**WORK TO COMPLETE:**
Every line of the listing below should come back exactly as written, with no images.

### EXERCISE DATA

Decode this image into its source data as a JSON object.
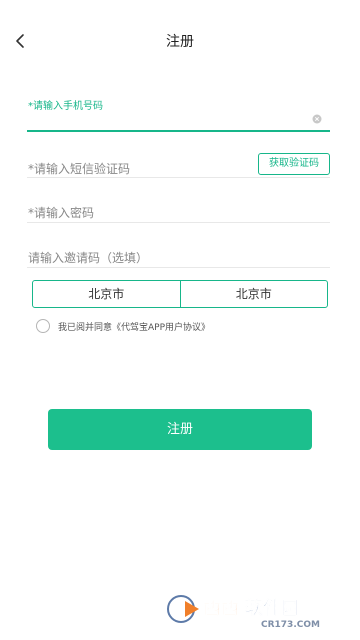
{
  "header": {
    "title": "注册"
  },
  "form": {
    "phone_placeholder": "*请输入手机号码",
    "sms_placeholder": "*请输入短信验证码",
    "get_code_label": "获取验证码",
    "password_placeholder": "*请输入密码",
    "invite_placeholder": "请输入邀请码（选填）",
    "province": "北京市",
    "city": "北京市",
    "agreement": "我已阅并同意《代驾宝APP用户协议》",
    "submit_label": "注册"
  },
  "colors": {
    "accent": "#1cbf8d"
  },
  "watermark": {
    "brand": "西西软件园",
    "domain": "CR173.COM"
  }
}
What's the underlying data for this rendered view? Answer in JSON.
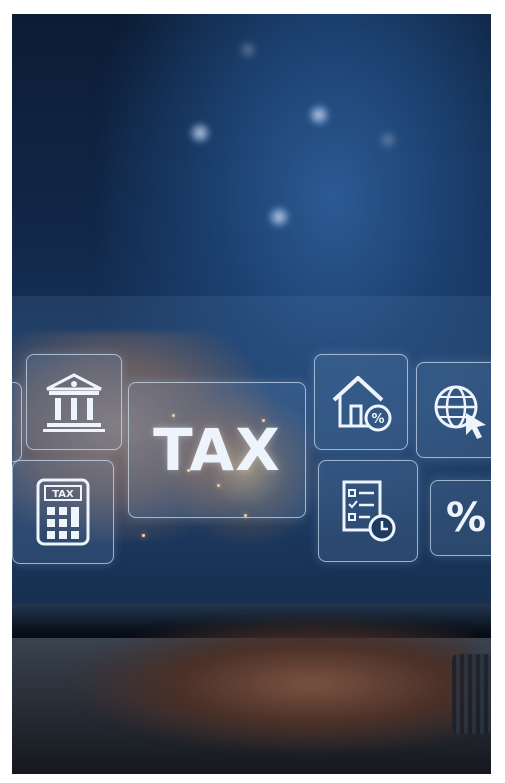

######

**EXERCISE ANSWER:**
Decode this image into its source data as a JSON object.
{
  "header": {
    "title": "注册"
  },
  "form": {
    "phone_placeholder": "*请输入手机号码",
    "sms_placeholder": "*请输入短信验证码",
    "get_code_label": "获取验证码",
    "password_placeholder": "*请输入密码",
    "invite_placeholder": "请输入邀请码（选填）",
    "province": "北京市",
    "city": "北京市",
    "agreement": "我已阅并同意《代驾宝APP用户协议》",
    "submit_label": "注册"
  },
  "colors": {
    "accent": "#1cbf8d"
  },
  "watermark": {
    "brand": "西西软件园",
    "domain": "CR173.COM"
  }
}
What's the underlying data for this rendered view? Answer in JSON.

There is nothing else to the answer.